Exercise details: Could you reproduce all of these records exactly?

==============================

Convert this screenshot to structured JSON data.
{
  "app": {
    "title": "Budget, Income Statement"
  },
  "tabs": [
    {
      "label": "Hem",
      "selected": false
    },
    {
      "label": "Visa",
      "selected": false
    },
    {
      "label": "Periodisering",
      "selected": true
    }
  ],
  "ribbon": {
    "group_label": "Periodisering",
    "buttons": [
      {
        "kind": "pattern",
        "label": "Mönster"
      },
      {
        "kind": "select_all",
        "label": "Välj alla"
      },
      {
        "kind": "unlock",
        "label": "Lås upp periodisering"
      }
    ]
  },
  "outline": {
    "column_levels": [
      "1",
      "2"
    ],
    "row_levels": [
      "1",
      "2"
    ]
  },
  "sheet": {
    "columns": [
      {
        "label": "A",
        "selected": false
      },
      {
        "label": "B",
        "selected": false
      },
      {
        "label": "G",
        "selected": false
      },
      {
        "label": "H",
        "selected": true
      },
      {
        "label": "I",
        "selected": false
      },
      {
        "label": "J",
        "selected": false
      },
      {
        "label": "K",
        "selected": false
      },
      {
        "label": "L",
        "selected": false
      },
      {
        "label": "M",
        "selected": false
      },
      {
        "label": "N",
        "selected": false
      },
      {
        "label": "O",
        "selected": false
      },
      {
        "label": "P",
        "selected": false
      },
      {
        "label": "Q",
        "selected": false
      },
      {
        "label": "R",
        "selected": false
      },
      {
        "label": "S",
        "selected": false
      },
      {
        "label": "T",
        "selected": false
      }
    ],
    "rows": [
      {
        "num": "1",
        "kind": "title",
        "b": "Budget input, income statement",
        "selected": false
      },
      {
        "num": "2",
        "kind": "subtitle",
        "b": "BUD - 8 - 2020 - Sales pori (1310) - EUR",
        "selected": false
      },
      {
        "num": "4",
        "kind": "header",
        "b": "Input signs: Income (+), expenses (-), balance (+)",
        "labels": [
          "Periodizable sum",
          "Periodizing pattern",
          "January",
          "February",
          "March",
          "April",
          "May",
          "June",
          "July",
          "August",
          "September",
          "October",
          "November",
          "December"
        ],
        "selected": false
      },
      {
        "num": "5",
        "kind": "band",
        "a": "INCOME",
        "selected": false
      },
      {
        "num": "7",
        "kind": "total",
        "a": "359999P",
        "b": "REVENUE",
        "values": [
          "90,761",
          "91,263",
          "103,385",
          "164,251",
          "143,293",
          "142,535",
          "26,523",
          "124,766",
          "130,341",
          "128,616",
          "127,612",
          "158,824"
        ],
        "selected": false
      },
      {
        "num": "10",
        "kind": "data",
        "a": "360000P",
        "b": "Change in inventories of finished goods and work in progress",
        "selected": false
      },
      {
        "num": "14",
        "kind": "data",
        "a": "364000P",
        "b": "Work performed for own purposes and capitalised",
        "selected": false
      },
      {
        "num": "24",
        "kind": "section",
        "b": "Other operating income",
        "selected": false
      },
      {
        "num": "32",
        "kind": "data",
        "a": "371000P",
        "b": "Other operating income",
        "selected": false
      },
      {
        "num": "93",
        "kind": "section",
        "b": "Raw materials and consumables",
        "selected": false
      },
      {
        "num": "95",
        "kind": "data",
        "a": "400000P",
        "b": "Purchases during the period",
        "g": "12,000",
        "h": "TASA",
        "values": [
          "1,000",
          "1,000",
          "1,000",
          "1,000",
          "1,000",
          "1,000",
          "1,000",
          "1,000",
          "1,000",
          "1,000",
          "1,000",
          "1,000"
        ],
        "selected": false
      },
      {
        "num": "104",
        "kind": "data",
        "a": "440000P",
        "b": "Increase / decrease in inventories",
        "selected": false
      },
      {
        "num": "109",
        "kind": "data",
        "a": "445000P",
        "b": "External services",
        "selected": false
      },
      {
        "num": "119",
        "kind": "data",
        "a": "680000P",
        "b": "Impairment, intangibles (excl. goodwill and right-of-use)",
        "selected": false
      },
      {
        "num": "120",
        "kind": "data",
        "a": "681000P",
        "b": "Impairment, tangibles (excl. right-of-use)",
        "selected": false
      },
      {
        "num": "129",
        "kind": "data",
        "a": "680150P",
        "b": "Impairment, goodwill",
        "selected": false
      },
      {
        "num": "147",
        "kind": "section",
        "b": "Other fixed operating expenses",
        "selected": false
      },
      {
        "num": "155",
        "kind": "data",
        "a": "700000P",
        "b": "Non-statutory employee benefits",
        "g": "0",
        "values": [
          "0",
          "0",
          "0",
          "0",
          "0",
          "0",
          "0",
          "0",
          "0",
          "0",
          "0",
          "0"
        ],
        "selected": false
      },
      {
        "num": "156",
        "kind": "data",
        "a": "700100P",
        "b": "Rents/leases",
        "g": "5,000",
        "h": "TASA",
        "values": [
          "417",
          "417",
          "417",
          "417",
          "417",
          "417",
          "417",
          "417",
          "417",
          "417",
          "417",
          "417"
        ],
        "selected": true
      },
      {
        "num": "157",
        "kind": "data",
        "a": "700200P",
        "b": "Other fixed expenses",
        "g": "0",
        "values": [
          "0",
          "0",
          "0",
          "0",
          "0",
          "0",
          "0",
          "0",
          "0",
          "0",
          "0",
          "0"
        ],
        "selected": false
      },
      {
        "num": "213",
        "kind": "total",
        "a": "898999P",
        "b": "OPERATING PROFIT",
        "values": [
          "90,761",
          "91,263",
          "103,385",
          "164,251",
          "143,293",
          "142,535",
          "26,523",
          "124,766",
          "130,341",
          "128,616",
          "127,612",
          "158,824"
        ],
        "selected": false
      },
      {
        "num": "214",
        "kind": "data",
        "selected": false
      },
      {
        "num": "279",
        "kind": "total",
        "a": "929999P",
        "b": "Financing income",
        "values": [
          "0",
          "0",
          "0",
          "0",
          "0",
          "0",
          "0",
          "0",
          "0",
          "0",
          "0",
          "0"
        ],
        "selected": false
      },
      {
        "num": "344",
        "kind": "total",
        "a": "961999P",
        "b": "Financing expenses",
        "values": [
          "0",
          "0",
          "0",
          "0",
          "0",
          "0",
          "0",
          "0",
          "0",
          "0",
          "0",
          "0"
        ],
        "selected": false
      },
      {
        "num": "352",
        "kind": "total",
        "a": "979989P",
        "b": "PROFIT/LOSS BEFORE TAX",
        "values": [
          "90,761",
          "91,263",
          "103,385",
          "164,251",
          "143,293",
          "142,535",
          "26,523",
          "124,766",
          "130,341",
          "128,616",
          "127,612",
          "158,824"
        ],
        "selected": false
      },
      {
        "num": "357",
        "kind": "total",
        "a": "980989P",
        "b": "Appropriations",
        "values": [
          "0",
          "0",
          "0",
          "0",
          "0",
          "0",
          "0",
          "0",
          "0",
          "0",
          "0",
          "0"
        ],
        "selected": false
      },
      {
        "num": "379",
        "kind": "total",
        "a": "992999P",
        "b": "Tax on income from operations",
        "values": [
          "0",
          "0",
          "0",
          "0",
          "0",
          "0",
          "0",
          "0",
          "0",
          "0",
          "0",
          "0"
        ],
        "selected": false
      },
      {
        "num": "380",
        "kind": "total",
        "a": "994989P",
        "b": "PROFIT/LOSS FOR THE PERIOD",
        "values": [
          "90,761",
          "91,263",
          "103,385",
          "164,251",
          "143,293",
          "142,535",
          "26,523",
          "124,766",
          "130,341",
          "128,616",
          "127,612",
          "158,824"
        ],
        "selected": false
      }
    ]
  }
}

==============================

Reply to the task:
Convert this screenshot to structured JSON data.
{
  "app": {
    "title": "Budget, Income Statement"
  },
  "tabs": [
    {
      "label": "Hem",
      "selected": false
    },
    {
      "label": "Visa",
      "selected": false
    },
    {
      "label": "Periodisering",
      "selected": true
    }
  ],
  "ribbon": {
    "group_label": "Periodisering",
    "buttons": [
      {
        "kind": "pattern",
        "label": "Mönster"
      },
      {
        "kind": "select_all",
        "label": "Välj alla"
      },
      {
        "kind": "unlock",
        "label": "Lås upp periodisering"
      }
    ]
  },
  "outline": {
    "column_levels": [
      "1",
      "2"
    ],
    "row_levels": [
      "1",
      "2"
    ]
  },
  "sheet": {
    "columns": [
      {
        "label": "A",
        "selected": false
      },
      {
        "label": "B",
        "selected": false
      },
      {
        "label": "G",
        "selected": false
      },
      {
        "label": "H",
        "selected": true
      },
      {
        "label": "I",
        "selected": false
      },
      {
        "label": "J",
        "selected": false
      },
      {
        "label": "K",
        "selected": false
      },
      {
        "label": "L",
        "selected": false
      },
      {
        "label": "M",
        "selected": false
      },
      {
        "label": "N",
        "selected": false
      },
      {
        "label": "O",
        "selected": false
      },
      {
        "label": "P",
        "selected": false
      },
      {
        "label": "Q",
        "selected": false
      },
      {
        "label": "R",
        "selected": false
      },
      {
        "label": "S",
        "selected": false
      },
      {
        "label": "T",
        "selected": false
      }
    ],
    "rows": [
      {
        "num": "1",
        "kind": "title",
        "b": "Budget input, income statement",
        "selected": false
      },
      {
        "num": "2",
        "kind": "subtitle",
        "b": "BUD - 8 - 2020 - Sales pori (1310) - EUR",
        "selected": false
      },
      {
        "num": "4",
        "kind": "header",
        "b": "Input signs: Income (+), expenses (-), balance (+)",
        "labels": [
          "Periodizable sum",
          "Periodizing pattern",
          "January",
          "February",
          "March",
          "April",
          "May",
          "June",
          "July",
          "August",
          "September",
          "October",
          "November",
          "December"
        ],
        "selected": false
      },
      {
        "num": "5",
        "kind": "band",
        "a": "INCOME",
        "selected": false
      },
      {
        "num": "7",
        "kind": "total",
        "a": "359999P",
        "b": "REVENUE",
        "values": [
          "90,761",
          "91,263",
          "103,385",
          "164,251",
          "143,293",
          "142,535",
          "26,523",
          "124,766",
          "130,341",
          "128,616",
          "127,612",
          "158,824"
        ],
        "selected": false
      },
      {
        "num": "10",
        "kind": "data",
        "a": "360000P",
        "b": "Change in inventories of finished goods and work in progress",
        "selected": false
      },
      {
        "num": "14",
        "kind": "data",
        "a": "364000P",
        "b": "Work performed for own purposes and capitalised",
        "selected": false
      },
      {
        "num": "24",
        "kind": "section",
        "b": "Other operating income",
        "selected": false
      },
      {
        "num": "32",
        "kind": "data",
        "a": "371000P",
        "b": "Other operating income",
        "selected": false
      },
      {
        "num": "93",
        "kind": "section",
        "b": "Raw materials and consumables",
        "selected": false
      },
      {
        "num": "95",
        "kind": "data",
        "a": "400000P",
        "b": "Purchases during the period",
        "g": "12,000",
        "h": "TASA",
        "values": [
          "1,000",
          "1,000",
          "1,000",
          "1,000",
          "1,000",
          "1,000",
          "1,000",
          "1,000",
          "1,000",
          "1,000",
          "1,000",
          "1,000"
        ],
        "selected": false
      },
      {
        "num": "104",
        "kind": "data",
        "a": "440000P",
        "b": "Increase / decrease in inventories",
        "selected": false
      },
      {
        "num": "109",
        "kind": "data",
        "a": "445000P",
        "b": "External services",
        "selected": false
      },
      {
        "num": "119",
        "kind": "data",
        "a": "680000P",
        "b": "Impairment, intangibles (excl. goodwill and right-of-use)",
        "selected": false
      },
      {
        "num": "120",
        "kind": "data",
        "a": "681000P",
        "b": "Impairment, tangibles (excl. right-of-use)",
        "selected": false
      },
      {
        "num": "129",
        "kind": "data",
        "a": "680150P",
        "b": "Impairment, goodwill",
        "selected": false
      },
      {
        "num": "147",
        "kind": "section",
        "b": "Other fixed operating expenses",
        "selected": false
      },
      {
        "num": "155",
        "kind": "data",
        "a": "700000P",
        "b": "Non-statutory employee benefits",
        "g": "0",
        "values": [
          "0",
          "0",
          "0",
          "0",
          "0",
          "0",
          "0",
          "0",
          "0",
          "0",
          "0",
          "0"
        ],
        "selected": false
      },
      {
        "num": "156",
        "kind": "data",
        "a": "700100P",
        "b": "Rents/leases",
        "g": "5,000",
        "h": "TASA",
        "values": [
          "417",
          "417",
          "417",
          "417",
          "417",
          "417",
          "417",
          "417",
          "417",
          "417",
          "417",
          "417"
        ],
        "selected": true
      },
      {
        "num": "157",
        "kind": "data",
        "a": "700200P",
        "b": "Other fixed expenses",
        "g": "0",
        "values": [
          "0",
          "0",
          "0",
          "0",
          "0",
          "0",
          "0",
          "0",
          "0",
          "0",
          "0",
          "0"
        ],
        "selected": false
      },
      {
        "num": "213",
        "kind": "total",
        "a": "898999P",
        "b": "OPERATING PROFIT",
        "values": [
          "90,761",
          "91,263",
          "103,385",
          "164,251",
          "143,293",
          "142,535",
          "26,523",
          "124,766",
          "130,341",
          "128,616",
          "127,612",
          "158,824"
        ],
        "selected": false
      },
      {
        "num": "214",
        "kind": "data",
        "selected": false
      },
      {
        "num": "279",
        "kind": "total",
        "a": "929999P",
        "b": "Financing income",
        "values": [
          "0",
          "0",
          "0",
          "0",
          "0",
          "0",
          "0",
          "0",
          "0",
          "0",
          "0",
          "0"
        ],
        "selected": false
      },
      {
        "num": "344",
        "kind": "total",
        "a": "961999P",
        "b": "Financing expenses",
        "values": [
          "0",
          "0",
          "0",
          "0",
          "0",
          "0",
          "0",
          "0",
          "0",
          "0",
          "0",
          "0"
        ],
        "selected": false
      },
      {
        "num": "352",
        "kind": "total",
        "a": "979989P",
        "b": "PROFIT/LOSS BEFORE TAX",
        "values": [
          "90,761",
          "91,263",
          "103,385",
          "164,251",
          "143,293",
          "142,535",
          "26,523",
          "124,766",
          "130,341",
          "128,616",
          "127,612",
          "158,824"
        ],
        "selected": false
      },
      {
        "num": "357",
        "kind": "total",
        "a": "980989P",
        "b": "Appropriations",
        "values": [
          "0",
          "0",
          "0",
          "0",
          "0",
          "0",
          "0",
          "0",
          "0",
          "0",
          "0",
          "0"
        ],
        "selected": false
      },
      {
        "num": "379",
        "kind": "total",
        "a": "992999P",
        "b": "Tax on income from operations",
        "values": [
          "0",
          "0",
          "0",
          "0",
          "0",
          "0",
          "0",
          "0",
          "0",
          "0",
          "0",
          "0"
        ],
        "selected": false
      },
      {
        "num": "380",
        "kind": "total",
        "a": "994989P",
        "b": "PROFIT/LOSS FOR THE PERIOD",
        "values": [
          "90,761",
          "91,263",
          "103,385",
          "164,251",
          "143,293",
          "142,535",
          "26,523",
          "124,766",
          "130,341",
          "128,616",
          "127,612",
          "158,824"
        ],
        "selected": false
      }
    ]
  }
}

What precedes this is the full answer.